Studio Portraits: Distinguished Gentlemen Part 2

 
More portraits of men, from different eras, I would guess from the late 1800s to the 1920s. Some of these came from the estate of Reardan, Washington farmer Vern Carstens. There was an estate sale at the farm a few years back and I'm always surprised, pleasantly, to find old family photos. If there are names written on them I can sometimes find out something about the people via the Internet.
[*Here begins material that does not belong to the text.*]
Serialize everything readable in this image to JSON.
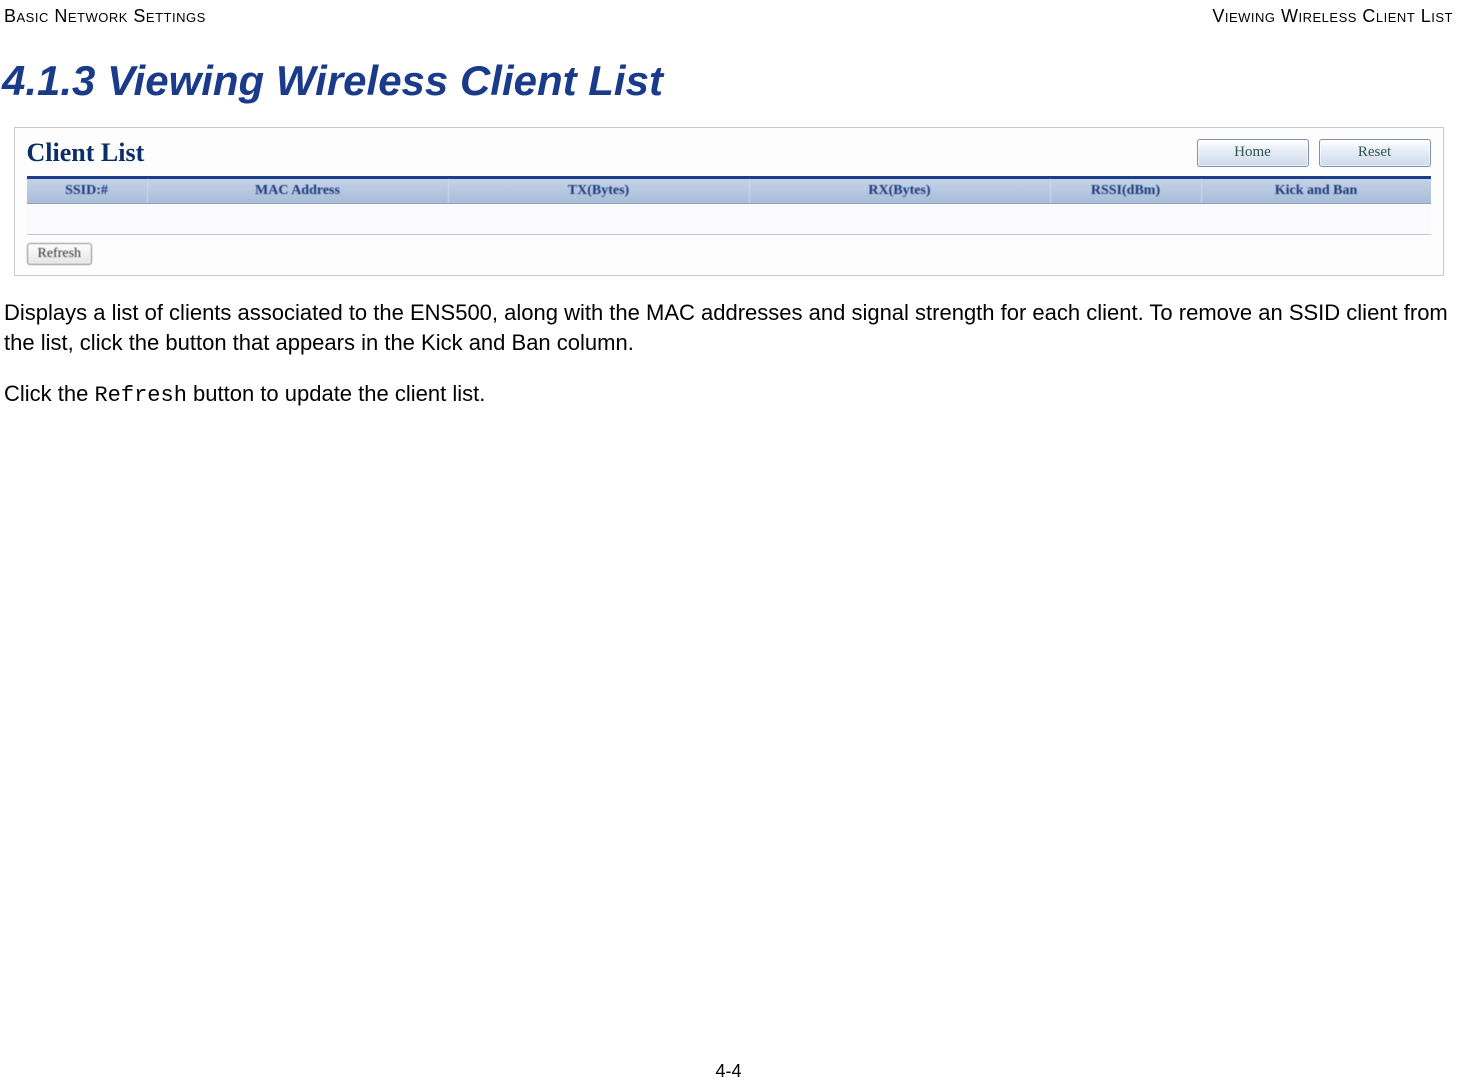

The Carstens home is on one of my regular country routes.
 
Studio photos copyright studios of origin.
 
 
Paige Studio, Davenport, Washington
 
 
Libby Art Studio, Spokane, WA
Libby Studio was officially in operation from 1911-1969. The banner on either side of the shield reads 1917, so it could be the year it was produced. Charles A. Libby started working in his sister's studio in 1898 and started his own in 1901. 

 
E.J. O'Leary Studio, Holland Michigan
Holland, Michigan figures prominently in one of my estate groups, perhaps the Jeanetta Lystra estate, a purchase of family photos I made in the early 1990's.

 
H.L.(?) Olson Studio, Coeur d'Alene, Idaho

 
Reverend Hulst

 
Reverend Hulst
H. Baumgarter Studio, Holland, Michigan

 
Russell Swart
Arthur Gillette Studio


 
Grandpa Lystra
Electro Photo Co., Grand Rapids, Michigan

 
"To My Little Wife to be"
Cesar H. Biernard
Swisher Studio

 
William Thomas Warren
Maxwell Studio, Spokane Falls, Washington
 
One of my favorites, an old Spokane Falls-era portrait. That version of the city name was short-lived, used between 1883 and 1891. It was Spokan Falls from 1881-1883, and then Spokane from 1891 to the present. A 1908 newspaper shows that G.H. and C.A. Libby, photographers, were located in the Wolverton Block.
 
 
 
 
 


No comments:

Post a Comment